- Bergunder, Michael (2008). The South Indian Pentecostal Movement in the Twentieth Century. Wm. B. Eerdmans Publishing. ISBN 0-8028-2734-9.
- Philip, Shaju. "An archbishop's spiritual factory". The Indian Express. Retrieved 30 January 2012.
- Anderson, Allan; Tang, Edmond (2005). Asian and Pentecostal: The Charismatic face of Christianity in Asia. Regnum Books International. ISBN 1-870345-43-6.
- "In Service to God". believerschurch.com.
- Bergunder, Michael (2008), The South Indian Pentecostal Movement in the Twentieth Century, Wm. B. Eerdmans Publishing, page 53
- Gospel for Asia official website.“Gospel for Asia: What We Do.” Retrieved 5 March 2016.
- Stout, Ken. “Fostering Sustainability and Minimizing Dependency in Mission Finances.” Reformed Theological Seminary Masters Thesis, October 2008. Retrieved 5 March 2016.
- Bergunder, Michael (2008), "The South Indian Pentecostal Movement in the Twentieth Century", Wm. B. Eerdmans Publishing, page 54-55
- Klaus Fiedler (1994), The Story of Faith Missions, page 404 (26)
- Houston, Rickey. “Loving Your Neighbor: A Guide to Developing and Sustaining Community Service Projects.” Liberty University Baptist Theological Seminary Doctor of Ministry Thesis, March 2013. Retrieved 5 March 2016.

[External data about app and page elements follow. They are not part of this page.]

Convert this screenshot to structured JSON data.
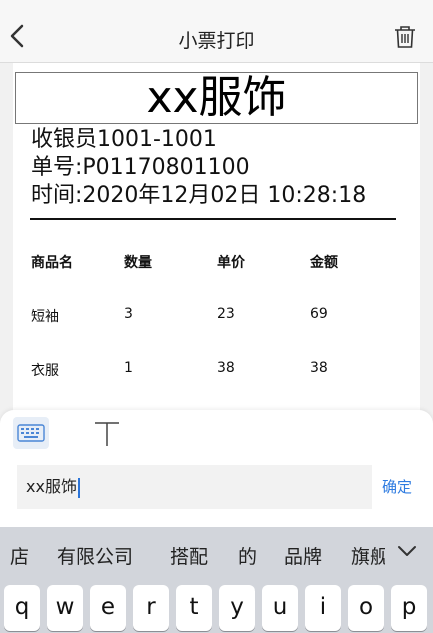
{
  "header": {
    "title": "小票打印",
    "back_icon": "chevron-left-icon",
    "delete_icon": "trash-icon"
  },
  "receipt": {
    "shop_name": "xx服饰",
    "cashier": "收银员1001-1001",
    "order_no": "单号:P01170801100",
    "time": "时间:2020年12月02日 10:28:18",
    "columns": [
      "商品名",
      "数量",
      "单价",
      "金额"
    ],
    "rows": [
      [
        "短袖",
        "3",
        "23",
        "69"
      ],
      [
        "衣服",
        "1",
        "38",
        "38"
      ]
    ]
  },
  "editor": {
    "keyboard_tool_icon": "keyboard-icon",
    "text_tool_icon": "text-icon",
    "input_value": "xx服饰",
    "confirm_label": "确定"
  },
  "keyboard": {
    "suggestions": [
      "店",
      "有限公司",
      "搭配",
      "的",
      "品牌",
      "旗舰"
    ],
    "collapse_icon": "chevron-down-icon",
    "row1": [
      "q",
      "w",
      "e",
      "r",
      "t",
      "y",
      "u",
      "i",
      "o",
      "p"
    ]
  },
  "colors": {
    "accent": "#2e7be0",
    "keyboard_bg": "#d2d5db",
    "nav_bg": "#f7f7f7"
  }
}
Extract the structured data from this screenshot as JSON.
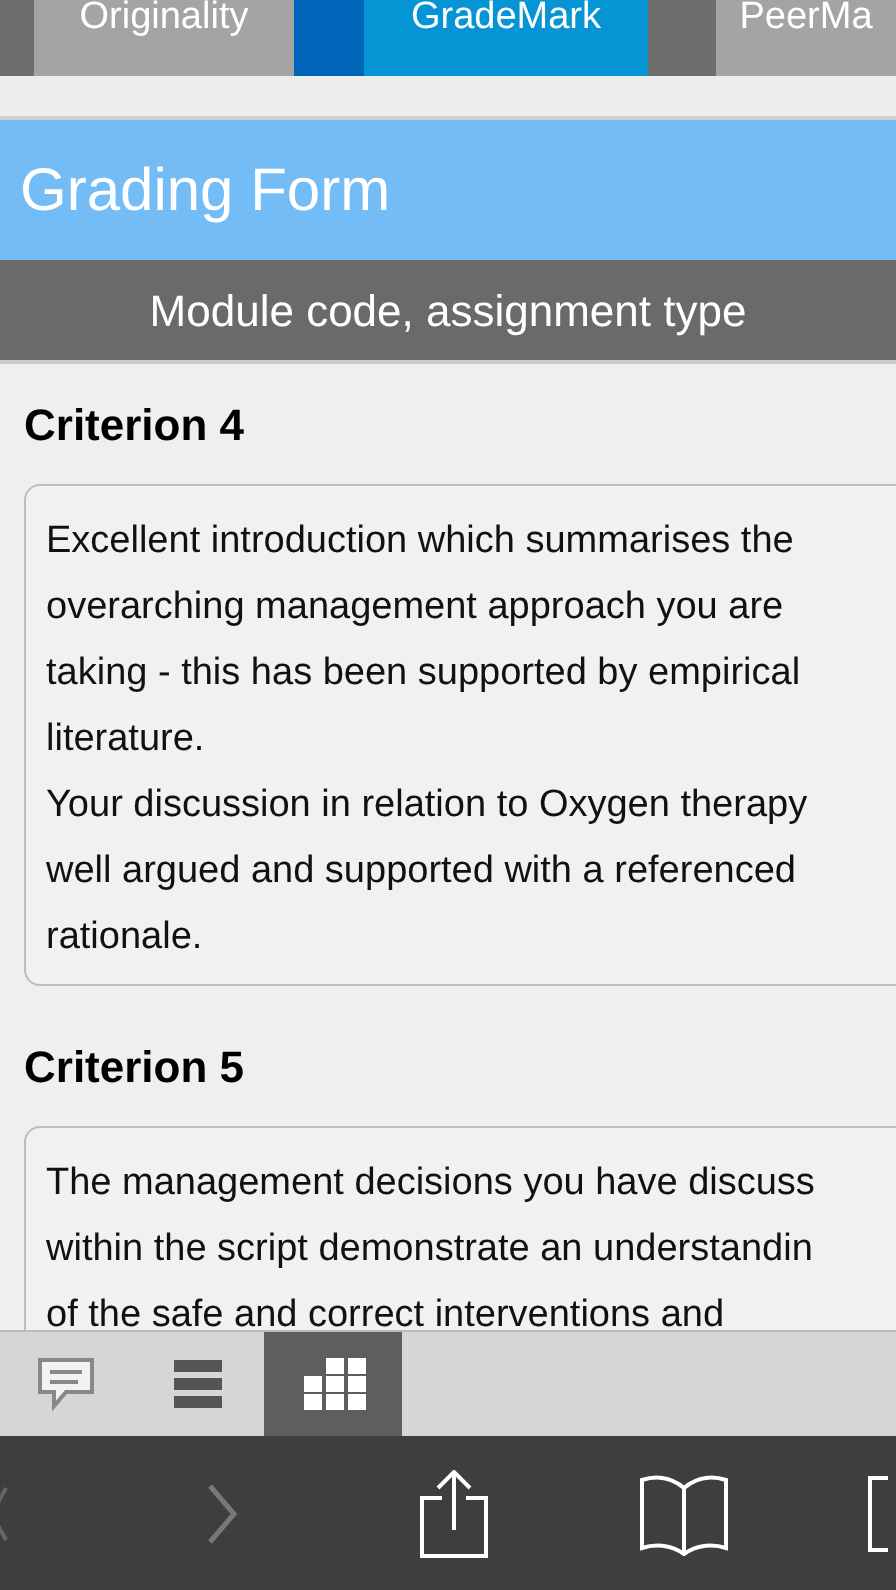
{
  "tabs": [
    {
      "label": "Originality",
      "selected": false
    },
    {
      "label": "GradeMark",
      "selected": true
    },
    {
      "label": "PeerMa",
      "selected": false
    }
  ],
  "header": {
    "title": "Grading Form",
    "subtitle": "Module code, assignment type"
  },
  "criteria": [
    {
      "title": "Criterion 4",
      "lines": [
        "Excellent introduction which summarises the",
        "overarching management approach you are",
        "taking - this has been supported by empirical",
        "literature.",
        "Your discussion in relation to Oxygen therapy",
        "well argued and supported with a referenced",
        "rationale."
      ]
    },
    {
      "title": "Criterion 5",
      "lines": [
        "The management decisions you have discuss",
        "within the script demonstrate an understandin",
        "of the safe and correct interventions and"
      ]
    }
  ],
  "toolbar": [
    {
      "kind": "comment",
      "selected": false
    },
    {
      "kind": "list",
      "selected": false
    },
    {
      "kind": "grid",
      "selected": true
    }
  ]
}
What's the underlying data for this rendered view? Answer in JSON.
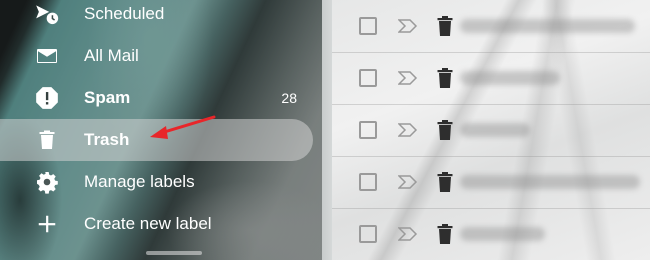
{
  "sidebar": {
    "items": [
      {
        "label": "Scheduled",
        "icon": "scheduled-icon"
      },
      {
        "label": "All Mail",
        "icon": "mail-icon"
      },
      {
        "label": "Spam",
        "icon": "report-spam-icon",
        "count": "28"
      },
      {
        "label": "Trash",
        "icon": "trash-icon"
      },
      {
        "label": "Manage labels",
        "icon": "gear-icon"
      },
      {
        "label": "Create new label",
        "icon": "plus-icon"
      }
    ]
  },
  "annotation": {
    "arrow_color": "#e8262a"
  },
  "message_list": {
    "row_count": 5
  }
}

- Jaffarian, Michael. “The Statistical State of the North American Protestant Missions Movement, from the Missions Handbook, 20th Edition.” International Bulletin of Missionary Research. Vol.32, No. 1. January 2008. Retrieved 5 March 2016.

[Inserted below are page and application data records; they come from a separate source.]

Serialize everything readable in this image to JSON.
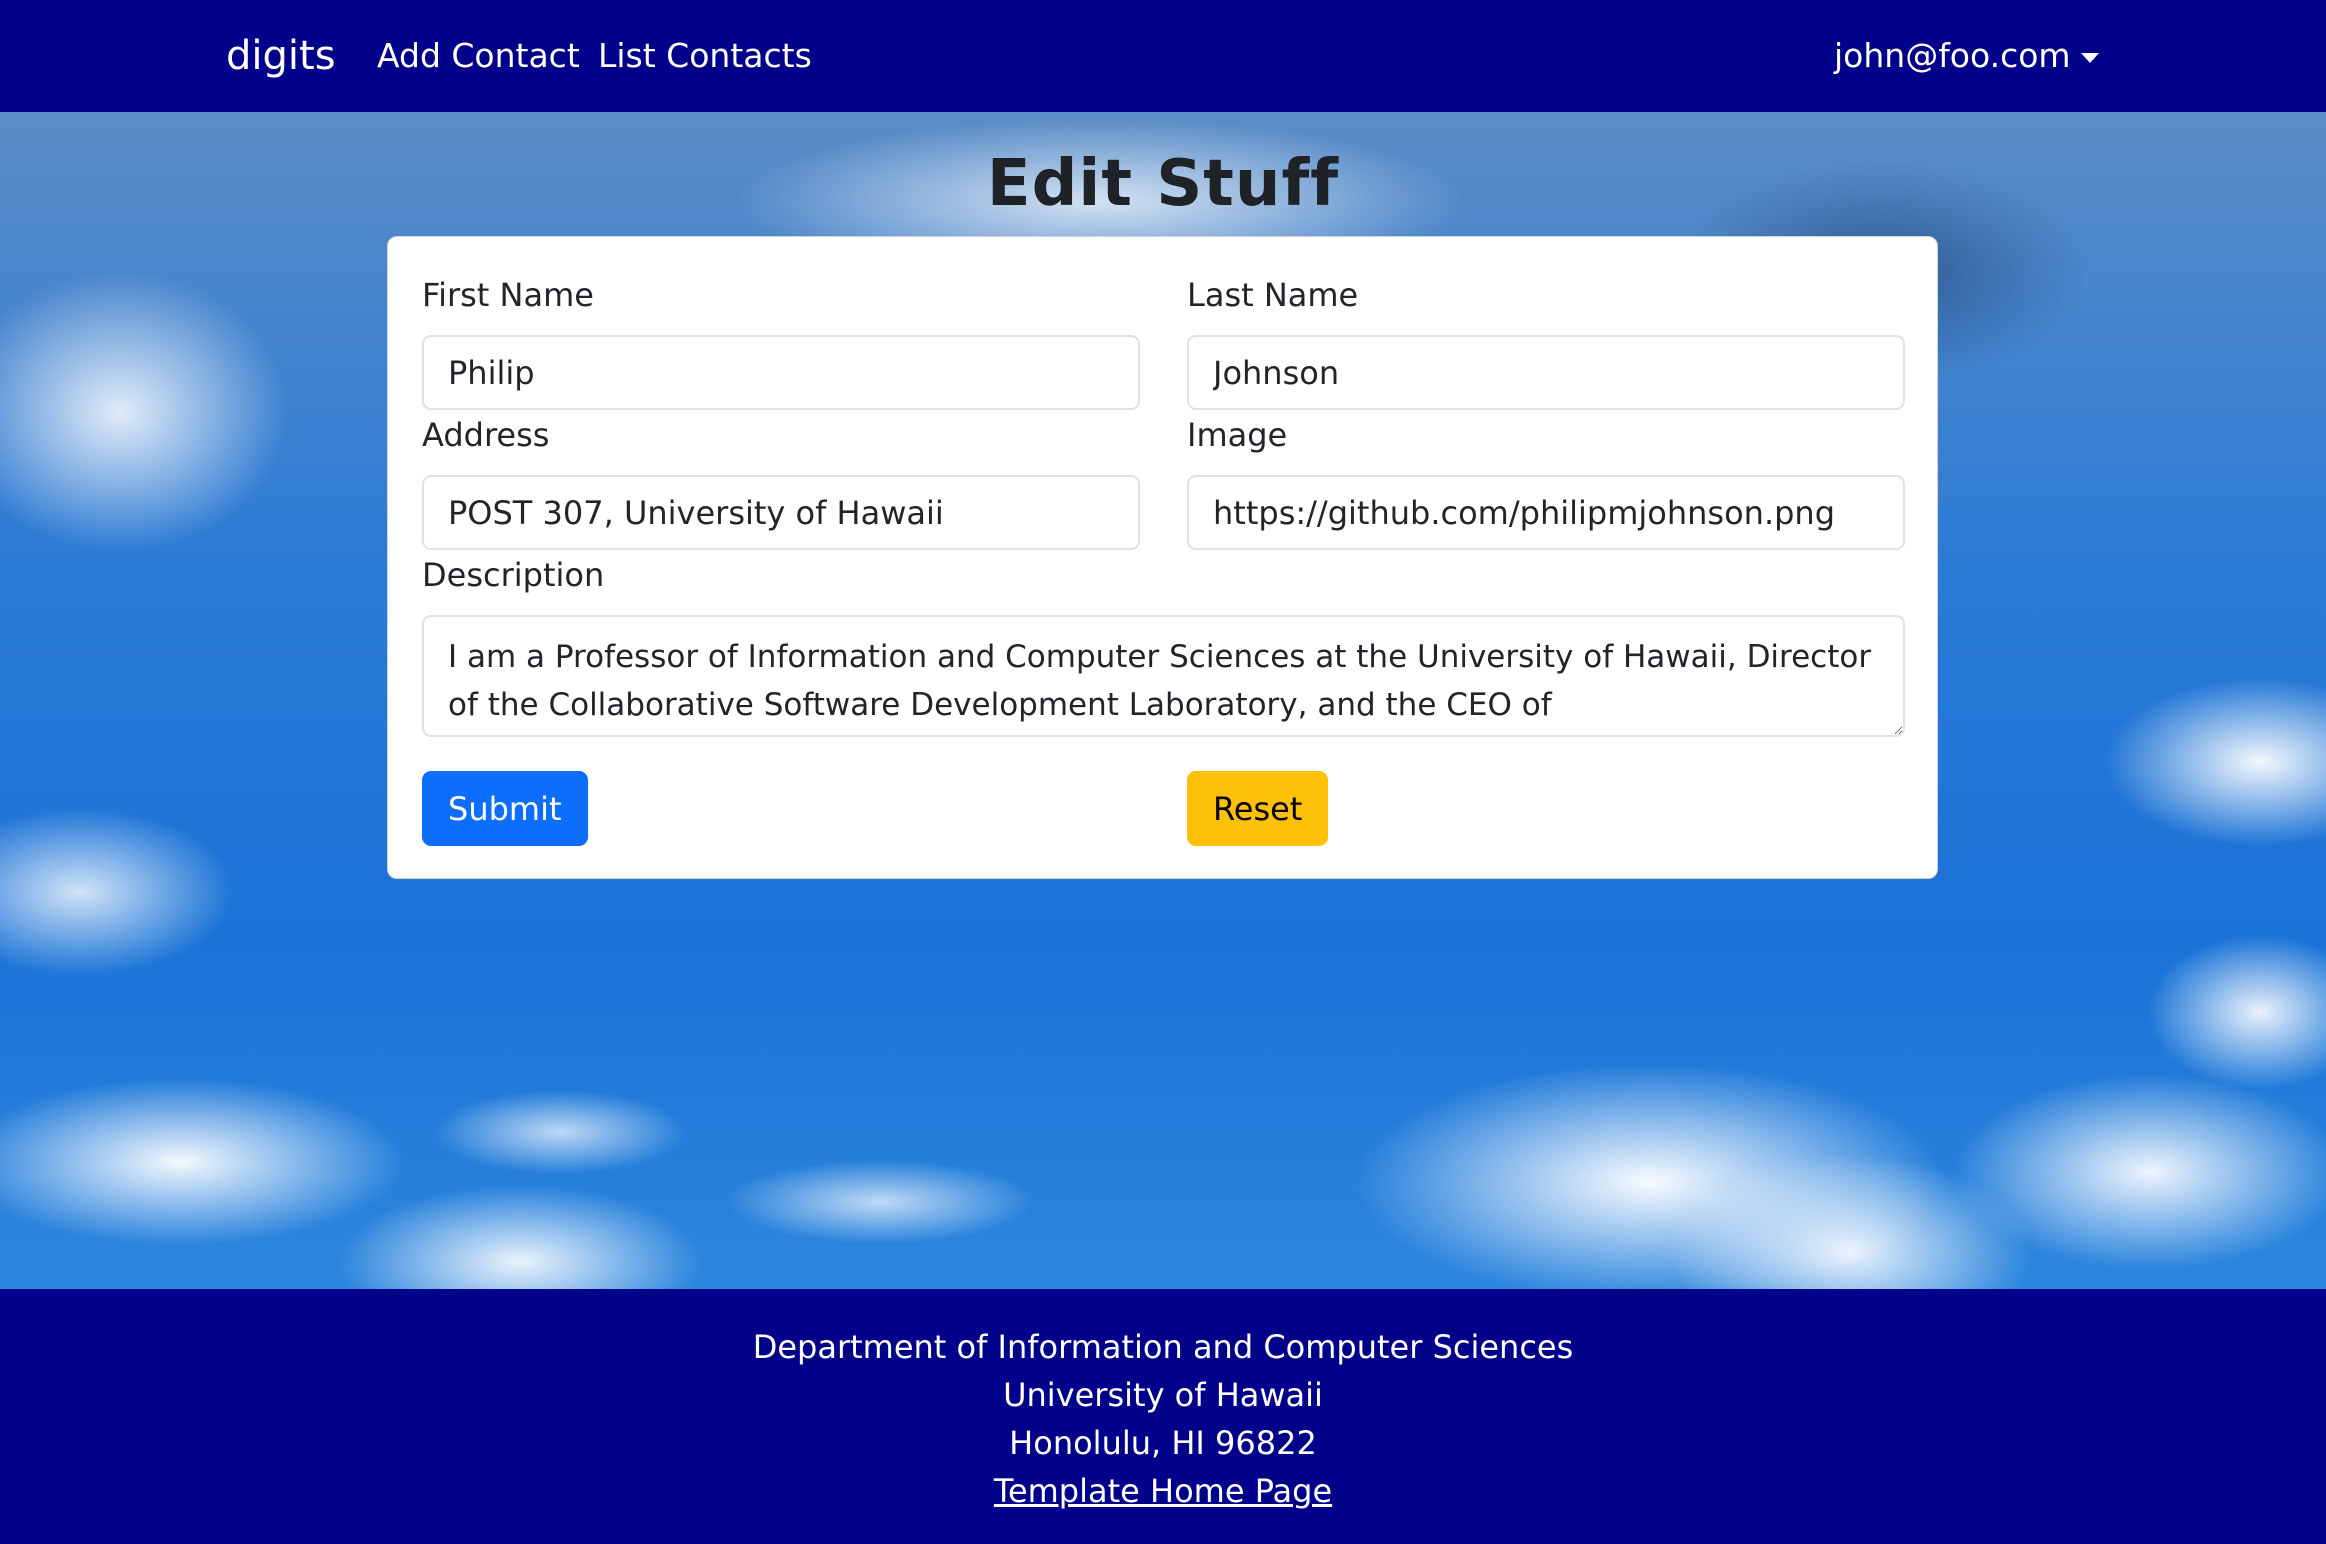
{
  "navbar": {
    "brand": "digits",
    "links": [
      "Add Contact",
      "List Contacts"
    ],
    "user": "john@foo.com"
  },
  "page": {
    "title": "Edit Stuff"
  },
  "form": {
    "first_name": {
      "label": "First Name",
      "value": "Philip"
    },
    "last_name": {
      "label": "Last Name",
      "value": "Johnson"
    },
    "address": {
      "label": "Address",
      "value": "POST 307, University of Hawaii"
    },
    "image": {
      "label": "Image",
      "value": "https://github.com/philipmjohnson.png"
    },
    "description": {
      "label": "Description",
      "value": "I am a Professor of Information and Computer Sciences at the University of Hawaii, Director of the Collaborative Software Development Laboratory, and the CEO of OpenPowerQuality.com."
    },
    "submit_label": "Submit",
    "reset_label": "Reset"
  },
  "footer": {
    "lines": [
      "Department of Information and Computer Sciences",
      "University of Hawaii",
      "Honolulu, HI 96822"
    ],
    "link": "Template Home Page"
  },
  "colors": {
    "navbar_bg": "#01018a",
    "primary": "#0d6efd",
    "warning": "#ffc107"
  },
  "icons": {
    "user_menu": "caret-down-icon"
  }
}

- Wooding, Dan. “K.P. Yohannan’s Long Road To Helping India’s ‘Broken People’.” ASSIST News Service. 14 July 2006. Retrieved 5 March 2016.
- Gospel for Asia 2016 Special Report.  Retrieved 28 September 2017.

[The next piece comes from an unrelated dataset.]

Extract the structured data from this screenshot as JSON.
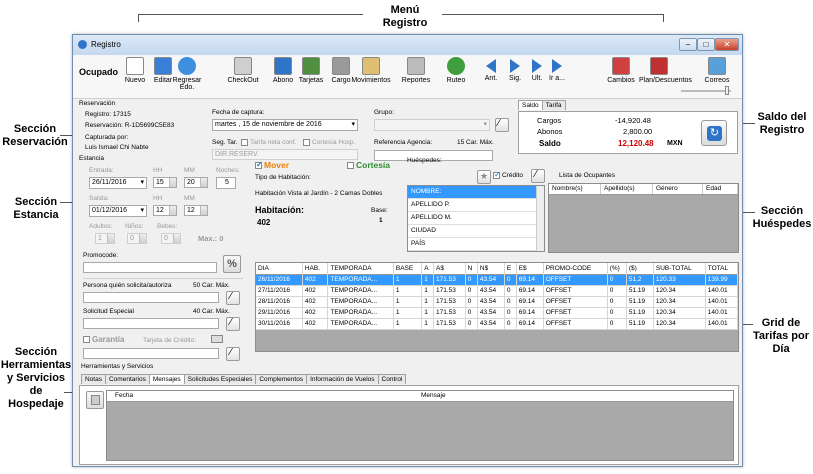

- New Release Today, A Division of NRT Media Inc. “K.P. Yohannan Author Profile and Bibliography.” 1 September 2014. Retrieved 5 March 2016.
- Athmeeya Yathra Official Website. “Athmeeya Yathra TV: About. Retrieved 5 March 2016.
- Cooper, Bill. “Gospel for Asia President, K.P. Yohannan.” ChristiNet Christian News Service. Retrieved 5 March 2016.
- Gospel for Asia official website. “Gospel for Asia: Bridge of Hope.” Retrieved 5 March 2016.
- The Christian Post: Crossmap. “Anti-Christian Death Threats Force Closure of Bridge of Hope Center for Children in India.” Crossmap.com. 26 November 2013. Retrieved 5 March 2016.
- Wooding, Dan. “Jesus Wells bring ‘living water’ to thousands in India and South Asia.” ASSIST News Service. Retrieved 5 March 2016.
- Christian Today. "5000 Jesus Wells Bringing Clean Water Across India and South Asia." christiantoday.com. 19 March 2014. Retrieved 5 March 2016.
- "Cheruvally Rubber Estate". Believers Church. Archived from the original on 8 August 2014.
- "Smooth take-off unlikely for proposed Erumeli airport".
- "Former Members". ECFA. Archived from the original on June 22, 2017. Retrieved August 13, 2018.
- "Archived copy" (PDF). Archived from the original (PDF) on 20 February 2016. Retrieved 9 June 2017.
- "GFA says allegations politically motivated". Christianity Today.
- "An open letter to fellow Christians from K.P. Yohannan".
- Brodeur, Michael; Liebscher, Banning. (2013). Revival Culture: Prepare for the Next Great Awakening. Chapter 4. Gospel Light Publications. ISBN 9780830765478
- Yohannan, K.P. (2004). Revolution in World Missions. Gospel for Asia Books. Carrollton, Texas. ISBN 9781595890016